When The Black Flag needs some ‘proper heavy’ music reviewing they can only give it to one man for he lives and breathes all thing Metal, laughs in the face of a wall of Marshall amps and bites heads off passing ducks whilst waiting to tell Satan he’s a p*ssy for only having it turned up to ‘10’. That man, dear reader, is….not me. But I do own a number of ‘heavier’ metal albums – ranging from Entombed to Gorefest to Trivium so whilst I am not currently in any dialogue with the ‘horned one’, I reckon I can give this review a fair effort.

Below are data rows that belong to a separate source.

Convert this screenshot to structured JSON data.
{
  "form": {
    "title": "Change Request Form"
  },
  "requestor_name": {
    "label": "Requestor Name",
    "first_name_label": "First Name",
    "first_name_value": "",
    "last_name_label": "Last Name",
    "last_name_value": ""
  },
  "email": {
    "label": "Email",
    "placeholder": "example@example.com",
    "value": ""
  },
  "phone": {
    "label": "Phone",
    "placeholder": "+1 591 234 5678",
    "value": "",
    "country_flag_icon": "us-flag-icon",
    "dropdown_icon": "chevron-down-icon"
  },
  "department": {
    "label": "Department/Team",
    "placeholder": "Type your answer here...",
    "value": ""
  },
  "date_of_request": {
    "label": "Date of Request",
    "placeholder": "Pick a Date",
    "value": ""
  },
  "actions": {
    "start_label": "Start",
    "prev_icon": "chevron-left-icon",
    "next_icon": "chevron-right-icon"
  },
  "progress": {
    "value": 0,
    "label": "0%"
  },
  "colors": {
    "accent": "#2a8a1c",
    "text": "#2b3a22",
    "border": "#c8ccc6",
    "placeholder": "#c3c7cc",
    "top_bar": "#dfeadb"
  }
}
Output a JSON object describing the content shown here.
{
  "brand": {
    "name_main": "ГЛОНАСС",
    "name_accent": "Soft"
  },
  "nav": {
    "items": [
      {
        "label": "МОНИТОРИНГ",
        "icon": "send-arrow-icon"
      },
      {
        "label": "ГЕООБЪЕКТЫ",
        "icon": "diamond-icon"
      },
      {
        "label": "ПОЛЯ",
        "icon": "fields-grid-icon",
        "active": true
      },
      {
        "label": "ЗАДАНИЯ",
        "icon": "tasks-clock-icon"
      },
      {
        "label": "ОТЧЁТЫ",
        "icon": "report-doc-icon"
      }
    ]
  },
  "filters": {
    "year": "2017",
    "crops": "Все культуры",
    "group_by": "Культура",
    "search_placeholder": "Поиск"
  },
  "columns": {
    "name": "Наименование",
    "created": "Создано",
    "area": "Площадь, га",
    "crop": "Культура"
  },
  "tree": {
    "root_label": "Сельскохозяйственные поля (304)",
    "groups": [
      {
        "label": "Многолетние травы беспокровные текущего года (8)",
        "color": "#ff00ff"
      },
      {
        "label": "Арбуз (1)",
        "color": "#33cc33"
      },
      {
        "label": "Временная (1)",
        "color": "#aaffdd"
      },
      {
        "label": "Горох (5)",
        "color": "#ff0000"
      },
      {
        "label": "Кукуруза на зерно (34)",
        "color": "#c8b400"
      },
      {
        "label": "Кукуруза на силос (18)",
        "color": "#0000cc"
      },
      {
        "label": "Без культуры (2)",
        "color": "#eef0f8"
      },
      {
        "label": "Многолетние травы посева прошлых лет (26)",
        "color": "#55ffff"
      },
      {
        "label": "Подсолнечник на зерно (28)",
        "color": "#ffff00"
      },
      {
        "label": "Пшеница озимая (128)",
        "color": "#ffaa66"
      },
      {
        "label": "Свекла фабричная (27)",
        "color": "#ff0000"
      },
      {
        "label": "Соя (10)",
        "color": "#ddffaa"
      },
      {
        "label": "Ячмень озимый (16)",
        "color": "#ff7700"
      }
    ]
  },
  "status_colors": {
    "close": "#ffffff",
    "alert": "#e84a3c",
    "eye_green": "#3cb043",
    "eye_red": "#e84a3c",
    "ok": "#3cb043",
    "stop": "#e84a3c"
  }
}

Cry Havoc are a five piece thrash metal band hailing from Devon, UK. To coincide with the release of this four track EP they will be supporting Firewind and Leaves’ Eye. They already have an impressive back catalogue of work – appearing at festivals such as Hammerfest III and Glastonbudget. They have appeared on the Ozzy Osbourne tribute CD ‘No More Tears’ with their cover of ‘Mr. Tinkertrain’ alongside names such as Vince Neil and Alice Cooper. They can count appearances on the same bill as Romeo Must Die, Revoker, The Defiled, Guns 2 Roses, Voodoo Six, Jettblack and Malefice in their gig history and all of this should go some way to demonstrating the size of the waves they are making in the music industry.
‘Losing Everything’ opens the EP with blistering drums and guitar before it breaks down to an almost machine gun style of guitar playing. This track no doubt displays some of the influence of the producers, Martyn Ford and Matthew Bond who have previously worked with Trivium amongst others. I mention Trivium specifically as Cry Havoc employ a similar style in this track, with the more aggressive (shouty) vocals over the verses before Gavin Bolt (vocals) lifts his tone to a more harmonious manner.
The introduction on the second track, ‘Ignition’, could easily have come from an early Metallica album – think Kill ‘em all. The guitars launch the song with a constant and relentless drum beat underpinning it before the track slows – only a fraction – to allow Bolts vocals to burst through. Bolt cleverly weaves his more aggressive vocals with his singing voice on this track, instead of their being a clear distinction like on the opening track. The ‘talking’ halfway through the track reminds me of a classic Megadeth song – ‘Sweating Bullets’ – and really helps to increase the somewhat manic feel to this song.
‘Alone’ is track three and opens with a much more subdued bass line before normal service is resumed and the back launch into, arguably, the heaviest track on the EP. Bolt’s growling vocals are at their best here but whats crucial – at least to me – is that you can still make out the lyrics. Ok, I couldn’t repeat them verbatim (ooooooooh, check you out – Ed) but you can still follow the song.
The title track, ‘New Life’, is last on the EP. The introduction displays some fine guitar playing by Tristan Gaskell, with Bolts whispering lyrics creating the calm before the inevitable storm. The song bursts forth and Cry Havoc finishes the EP on a real high. In my eyes the title track for an EP or album is almost the signature track and so it does always need to be high calibre track. Luckily, this is. Featuring some nice guitar and drum dovetailing in the songs ‘breakdown’ moments, when the central riff hits you it does so right between the eyes.
The excellent reviews the band have received thus far are, on the basis of this, all well deserved. If they can tour on the back of this EP and promote it heavily, they surely have a great chance to build on what is already an impressive platform.
Words: Brian McKay